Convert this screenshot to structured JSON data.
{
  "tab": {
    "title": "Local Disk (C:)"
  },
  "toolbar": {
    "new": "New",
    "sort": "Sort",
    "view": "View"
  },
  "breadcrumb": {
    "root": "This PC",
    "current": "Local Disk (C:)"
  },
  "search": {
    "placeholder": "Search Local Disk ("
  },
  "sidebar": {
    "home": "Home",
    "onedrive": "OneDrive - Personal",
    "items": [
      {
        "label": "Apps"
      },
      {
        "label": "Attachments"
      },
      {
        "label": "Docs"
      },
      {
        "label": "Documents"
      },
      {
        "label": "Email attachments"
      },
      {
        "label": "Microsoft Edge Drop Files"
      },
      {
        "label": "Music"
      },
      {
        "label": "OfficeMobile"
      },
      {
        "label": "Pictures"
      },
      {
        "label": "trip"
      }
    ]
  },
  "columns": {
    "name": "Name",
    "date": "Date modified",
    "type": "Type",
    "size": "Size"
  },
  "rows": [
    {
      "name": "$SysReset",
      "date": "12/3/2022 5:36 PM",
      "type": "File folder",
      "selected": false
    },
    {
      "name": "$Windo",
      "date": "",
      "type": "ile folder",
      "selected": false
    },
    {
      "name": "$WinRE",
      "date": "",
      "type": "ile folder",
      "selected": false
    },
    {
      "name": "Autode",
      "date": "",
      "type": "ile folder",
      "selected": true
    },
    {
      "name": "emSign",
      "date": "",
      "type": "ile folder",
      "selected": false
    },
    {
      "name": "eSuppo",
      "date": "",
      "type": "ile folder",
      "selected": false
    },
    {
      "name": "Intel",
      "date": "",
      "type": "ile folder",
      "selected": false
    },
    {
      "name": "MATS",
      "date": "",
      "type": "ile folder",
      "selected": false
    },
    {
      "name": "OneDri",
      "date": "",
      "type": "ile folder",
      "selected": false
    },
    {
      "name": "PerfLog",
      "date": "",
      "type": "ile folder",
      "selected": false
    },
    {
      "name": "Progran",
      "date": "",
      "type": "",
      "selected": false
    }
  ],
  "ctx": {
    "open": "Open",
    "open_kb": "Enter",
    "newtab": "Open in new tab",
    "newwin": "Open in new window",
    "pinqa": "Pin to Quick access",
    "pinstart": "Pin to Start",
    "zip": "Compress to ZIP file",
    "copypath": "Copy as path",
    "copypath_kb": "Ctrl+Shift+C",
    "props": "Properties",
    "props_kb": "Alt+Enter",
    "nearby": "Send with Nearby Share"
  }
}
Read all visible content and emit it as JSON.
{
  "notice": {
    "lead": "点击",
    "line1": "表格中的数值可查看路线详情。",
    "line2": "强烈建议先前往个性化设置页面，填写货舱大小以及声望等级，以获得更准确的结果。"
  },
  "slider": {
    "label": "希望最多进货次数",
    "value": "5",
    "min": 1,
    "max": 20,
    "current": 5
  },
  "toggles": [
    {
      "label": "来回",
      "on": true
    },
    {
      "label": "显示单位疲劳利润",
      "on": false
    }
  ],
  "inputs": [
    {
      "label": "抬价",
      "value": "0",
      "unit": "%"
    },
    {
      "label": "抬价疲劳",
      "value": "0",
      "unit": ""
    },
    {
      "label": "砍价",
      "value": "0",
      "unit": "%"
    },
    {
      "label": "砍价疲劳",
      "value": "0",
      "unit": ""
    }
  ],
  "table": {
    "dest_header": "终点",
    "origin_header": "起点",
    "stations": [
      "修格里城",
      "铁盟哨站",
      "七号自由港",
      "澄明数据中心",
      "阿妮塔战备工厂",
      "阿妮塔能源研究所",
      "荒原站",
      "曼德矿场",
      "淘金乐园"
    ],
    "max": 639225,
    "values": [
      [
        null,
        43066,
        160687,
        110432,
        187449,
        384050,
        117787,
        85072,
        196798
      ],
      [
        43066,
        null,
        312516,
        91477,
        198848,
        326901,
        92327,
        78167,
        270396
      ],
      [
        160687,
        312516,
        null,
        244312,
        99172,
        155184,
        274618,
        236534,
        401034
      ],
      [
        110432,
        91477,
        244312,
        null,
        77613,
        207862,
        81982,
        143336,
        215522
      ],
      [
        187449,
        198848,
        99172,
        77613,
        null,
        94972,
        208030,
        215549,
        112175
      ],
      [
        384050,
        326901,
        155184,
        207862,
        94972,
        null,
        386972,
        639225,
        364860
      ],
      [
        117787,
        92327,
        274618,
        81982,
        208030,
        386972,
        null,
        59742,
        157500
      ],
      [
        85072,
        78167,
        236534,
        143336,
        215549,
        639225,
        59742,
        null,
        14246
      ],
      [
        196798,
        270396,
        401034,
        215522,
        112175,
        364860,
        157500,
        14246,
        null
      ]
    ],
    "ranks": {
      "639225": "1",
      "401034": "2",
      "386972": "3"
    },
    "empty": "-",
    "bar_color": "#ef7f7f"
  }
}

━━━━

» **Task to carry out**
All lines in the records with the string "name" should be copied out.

» **Result**
    "name": "Name",
      "name": "$SysReset",
      "name": "$Windo",
      "name": "$WinRE",
      "name": "Autode",
      "name": "emSign",
      "name": "eSuppo",
      "name": "Intel",
      "name": "MATS",
      "name": "OneDri",
      "name": "PerfLog",
      "name": "Progran",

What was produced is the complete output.